▸ WHAT IS BEING ASKED: Output all of the records again, exactly as written.
*** DATASET ***
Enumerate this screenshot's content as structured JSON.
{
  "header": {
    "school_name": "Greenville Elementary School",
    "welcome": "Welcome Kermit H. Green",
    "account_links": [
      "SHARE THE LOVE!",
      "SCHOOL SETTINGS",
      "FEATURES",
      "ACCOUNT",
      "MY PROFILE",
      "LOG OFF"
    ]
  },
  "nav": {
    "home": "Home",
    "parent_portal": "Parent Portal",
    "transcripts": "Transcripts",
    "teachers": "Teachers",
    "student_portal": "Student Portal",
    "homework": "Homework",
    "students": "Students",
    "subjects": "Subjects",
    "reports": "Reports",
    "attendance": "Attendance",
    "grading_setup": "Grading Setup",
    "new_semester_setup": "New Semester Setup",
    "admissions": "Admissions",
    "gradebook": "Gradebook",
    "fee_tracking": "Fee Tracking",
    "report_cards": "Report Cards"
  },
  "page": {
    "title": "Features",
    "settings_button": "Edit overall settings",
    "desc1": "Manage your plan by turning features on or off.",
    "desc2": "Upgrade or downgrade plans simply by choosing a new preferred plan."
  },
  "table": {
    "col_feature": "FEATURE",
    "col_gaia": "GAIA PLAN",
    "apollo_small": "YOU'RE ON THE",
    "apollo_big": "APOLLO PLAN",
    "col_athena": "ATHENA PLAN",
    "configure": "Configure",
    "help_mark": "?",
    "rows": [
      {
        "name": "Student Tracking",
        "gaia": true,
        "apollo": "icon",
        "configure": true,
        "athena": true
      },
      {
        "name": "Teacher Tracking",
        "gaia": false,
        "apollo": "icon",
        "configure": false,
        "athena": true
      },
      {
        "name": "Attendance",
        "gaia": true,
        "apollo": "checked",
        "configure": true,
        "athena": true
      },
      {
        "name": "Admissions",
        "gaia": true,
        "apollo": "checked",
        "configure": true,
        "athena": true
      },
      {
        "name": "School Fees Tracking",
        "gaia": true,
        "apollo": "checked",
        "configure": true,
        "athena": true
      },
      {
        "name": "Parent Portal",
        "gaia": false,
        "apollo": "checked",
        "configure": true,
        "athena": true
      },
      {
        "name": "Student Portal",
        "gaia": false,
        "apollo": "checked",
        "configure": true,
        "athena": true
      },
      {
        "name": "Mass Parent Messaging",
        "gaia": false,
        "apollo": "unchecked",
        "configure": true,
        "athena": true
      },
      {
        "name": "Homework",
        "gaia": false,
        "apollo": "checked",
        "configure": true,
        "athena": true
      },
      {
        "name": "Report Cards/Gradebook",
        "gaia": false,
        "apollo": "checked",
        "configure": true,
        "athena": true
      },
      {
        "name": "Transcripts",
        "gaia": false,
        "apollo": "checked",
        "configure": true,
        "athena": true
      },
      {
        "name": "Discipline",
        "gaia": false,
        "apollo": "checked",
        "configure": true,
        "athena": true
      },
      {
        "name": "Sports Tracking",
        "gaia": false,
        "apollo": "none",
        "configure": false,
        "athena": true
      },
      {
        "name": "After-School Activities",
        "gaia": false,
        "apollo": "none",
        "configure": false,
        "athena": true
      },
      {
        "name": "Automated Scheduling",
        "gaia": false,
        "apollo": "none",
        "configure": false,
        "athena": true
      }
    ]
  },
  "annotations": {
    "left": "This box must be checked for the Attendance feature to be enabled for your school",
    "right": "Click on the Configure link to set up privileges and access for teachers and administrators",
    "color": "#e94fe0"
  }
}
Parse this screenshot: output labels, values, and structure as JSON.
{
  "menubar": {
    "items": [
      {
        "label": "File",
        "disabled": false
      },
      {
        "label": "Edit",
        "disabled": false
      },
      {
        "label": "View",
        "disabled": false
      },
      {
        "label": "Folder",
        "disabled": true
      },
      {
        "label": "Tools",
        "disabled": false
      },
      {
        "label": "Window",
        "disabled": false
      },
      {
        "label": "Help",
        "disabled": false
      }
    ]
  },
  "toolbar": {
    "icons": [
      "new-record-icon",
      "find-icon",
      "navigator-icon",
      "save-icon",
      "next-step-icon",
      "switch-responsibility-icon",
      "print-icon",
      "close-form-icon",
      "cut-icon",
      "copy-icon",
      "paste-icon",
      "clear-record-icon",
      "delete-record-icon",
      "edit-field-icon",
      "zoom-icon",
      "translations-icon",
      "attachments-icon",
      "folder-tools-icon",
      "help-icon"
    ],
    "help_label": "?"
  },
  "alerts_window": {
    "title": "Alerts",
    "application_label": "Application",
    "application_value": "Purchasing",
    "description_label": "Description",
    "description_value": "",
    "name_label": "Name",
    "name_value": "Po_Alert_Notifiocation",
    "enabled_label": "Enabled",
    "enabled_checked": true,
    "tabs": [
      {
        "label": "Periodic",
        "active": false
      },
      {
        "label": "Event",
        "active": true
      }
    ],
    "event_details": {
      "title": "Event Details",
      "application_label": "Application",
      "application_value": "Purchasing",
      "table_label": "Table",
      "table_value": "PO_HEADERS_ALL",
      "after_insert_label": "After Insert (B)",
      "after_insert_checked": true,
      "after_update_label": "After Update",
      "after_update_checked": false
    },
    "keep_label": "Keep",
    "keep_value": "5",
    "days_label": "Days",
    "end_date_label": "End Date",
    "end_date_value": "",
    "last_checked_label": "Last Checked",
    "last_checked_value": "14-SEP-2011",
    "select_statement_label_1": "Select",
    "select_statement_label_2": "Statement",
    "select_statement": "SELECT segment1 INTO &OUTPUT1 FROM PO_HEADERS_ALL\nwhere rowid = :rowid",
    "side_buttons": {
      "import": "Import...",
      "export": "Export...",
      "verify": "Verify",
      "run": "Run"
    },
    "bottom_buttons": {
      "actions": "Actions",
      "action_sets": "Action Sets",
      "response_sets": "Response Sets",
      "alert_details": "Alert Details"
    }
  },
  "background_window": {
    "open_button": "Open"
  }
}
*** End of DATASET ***
▸ RESULT OF THIS TASK:
Enumerate this screenshot's content as structured JSON.
{
  "header": {
    "school_name": "Greenville Elementary School",
    "welcome": "Welcome Kermit H. Green",
    "account_links": [
      "SHARE THE LOVE!",
      "SCHOOL SETTINGS",
      "FEATURES",
      "ACCOUNT",
      "MY PROFILE",
      "LOG OFF"
    ]
  },
  "nav": {
    "home": "Home",
    "parent_portal": "Parent Portal",
    "transcripts": "Transcripts",
    "teachers": "Teachers",
    "student_portal": "Student Portal",
    "homework": "Homework",
    "students": "Students",
    "subjects": "Subjects",
    "reports": "Reports",
    "attendance": "Attendance",
    "grading_setup": "Grading Setup",
    "new_semester_setup": "New Semester Setup",
    "admissions": "Admissions",
    "gradebook": "Gradebook",
    "fee_tracking": "Fee Tracking",
    "report_cards": "Report Cards"
  },
  "page": {
    "title": "Features",
    "settings_button": "Edit overall settings",
    "desc1": "Manage your plan by turning features on or off.",
    "desc2": "Upgrade or downgrade plans simply by choosing a new preferred plan."
  },
  "table": {
    "col_feature": "FEATURE",
    "col_gaia": "GAIA PLAN",
    "apollo_small": "YOU'RE ON THE",
    "apollo_big": "APOLLO PLAN",
    "col_athena": "ATHENA PLAN",
    "configure": "Configure",
    "help_mark": "?",
    "rows": [
      {
        "name": "Student Tracking",
        "gaia": true,
        "apollo": "icon",
        "configure": true,
        "athena": true
      },
      {
        "name": "Teacher Tracking",
        "gaia": false,
        "apollo": "icon",
        "configure": false,
        "athena": true
      },
      {
        "name": "Attendance",
        "gaia": true,
        "apollo": "checked",
        "configure": true,
        "athena": true
      },
      {
        "name": "Admissions",
        "gaia": true,
        "apollo": "checked",
        "configure": true,
        "athena": true
      },
      {
        "name": "School Fees Tracking",
        "gaia": true,
        "apollo": "checked",
        "configure": true,
        "athena": true
      },
      {
        "name": "Parent Portal",
        "gaia": false,
        "apollo": "checked",
        "configure": true,
        "athena": true
      },
      {
        "name": "Student Portal",
        "gaia": false,
        "apollo": "checked",
        "configure": true,
        "athena": true
      },
      {
        "name": "Mass Parent Messaging",
        "gaia": false,
        "apollo": "unchecked",
        "configure": true,
        "athena": true
      },
      {
        "name": "Homework",
        "gaia": false,
        "apollo": "checked",
        "configure": true,
        "athena": true
      },
      {
        "name": "Report Cards/Gradebook",
        "gaia": false,
        "apollo": "checked",
        "configure": true,
        "athena": true
      },
      {
        "name": "Transcripts",
        "gaia": false,
        "apollo": "checked",
        "configure": true,
        "athena": true
      },
      {
        "name": "Discipline",
        "gaia": false,
        "apollo": "checked",
        "configure": true,
        "athena": true
      },
      {
        "name": "Sports Tracking",
        "gaia": false,
        "apollo": "none",
        "configure": false,
        "athena": true
      },
      {
        "name": "After-School Activities",
        "gaia": false,
        "apollo": "none",
        "configure": false,
        "athena": true
      },
      {
        "name": "Automated Scheduling",
        "gaia": false,
        "apollo": "none",
        "configure": false,
        "athena": true
      }
    ]
  },
  "annotations": {
    "left": "This box must be checked for the Attendance feature to be enabled for your school",
    "right": "Click on the Configure link to set up privileges and access for teachers and administrators",
    "color": "#e94fe0"
  }
}
Parse this screenshot: output labels, values, and structure as JSON.
{
  "menubar": {
    "items": [
      {
        "label": "File",
        "disabled": false
      },
      {
        "label": "Edit",
        "disabled": false
      },
      {
        "label": "View",
        "disabled": false
      },
      {
        "label": "Folder",
        "disabled": true
      },
      {
        "label": "Tools",
        "disabled": false
      },
      {
        "label": "Window",
        "disabled": false
      },
      {
        "label": "Help",
        "disabled": false
      }
    ]
  },
  "toolbar": {
    "icons": [
      "new-record-icon",
      "find-icon",
      "navigator-icon",
      "save-icon",
      "next-step-icon",
      "switch-responsibility-icon",
      "print-icon",
      "close-form-icon",
      "cut-icon",
      "copy-icon",
      "paste-icon",
      "clear-record-icon",
      "delete-record-icon",
      "edit-field-icon",
      "zoom-icon",
      "translations-icon",
      "attachments-icon",
      "folder-tools-icon",
      "help-icon"
    ],
    "help_label": "?"
  },
  "alerts_window": {
    "title": "Alerts",
    "application_label": "Application",
    "application_value": "Purchasing",
    "description_label": "Description",
    "description_value": "",
    "name_label": "Name",
    "name_value": "Po_Alert_Notifiocation",
    "enabled_label": "Enabled",
    "enabled_checked": true,
    "tabs": [
      {
        "label": "Periodic",
        "active": false
      },
      {
        "label": "Event",
        "active": true
      }
    ],
    "event_details": {
      "title": "Event Details",
      "application_label": "Application",
      "application_value": "Purchasing",
      "table_label": "Table",
      "table_value": "PO_HEADERS_ALL",
      "after_insert_label": "After Insert (B)",
      "after_insert_checked": true,
      "after_update_label": "After Update",
      "after_update_checked": false
    },
    "keep_label": "Keep",
    "keep_value": "5",
    "days_label": "Days",
    "end_date_label": "End Date",
    "end_date_value": "",
    "last_checked_label": "Last Checked",
    "last_checked_value": "14-SEP-2011",
    "select_statement_label_1": "Select",
    "select_statement_label_2": "Statement",
    "select_statement": "SELECT segment1 INTO &OUTPUT1 FROM PO_HEADERS_ALL\nwhere rowid = :rowid",
    "side_buttons": {
      "import": "Import...",
      "export": "Export...",
      "verify": "Verify",
      "run": "Run"
    },
    "bottom_buttons": {
      "actions": "Actions",
      "action_sets": "Action Sets",
      "response_sets": "Response Sets",
      "alert_details": "Alert Details"
    }
  },
  "background_window": {
    "open_button": "Open"
  }
}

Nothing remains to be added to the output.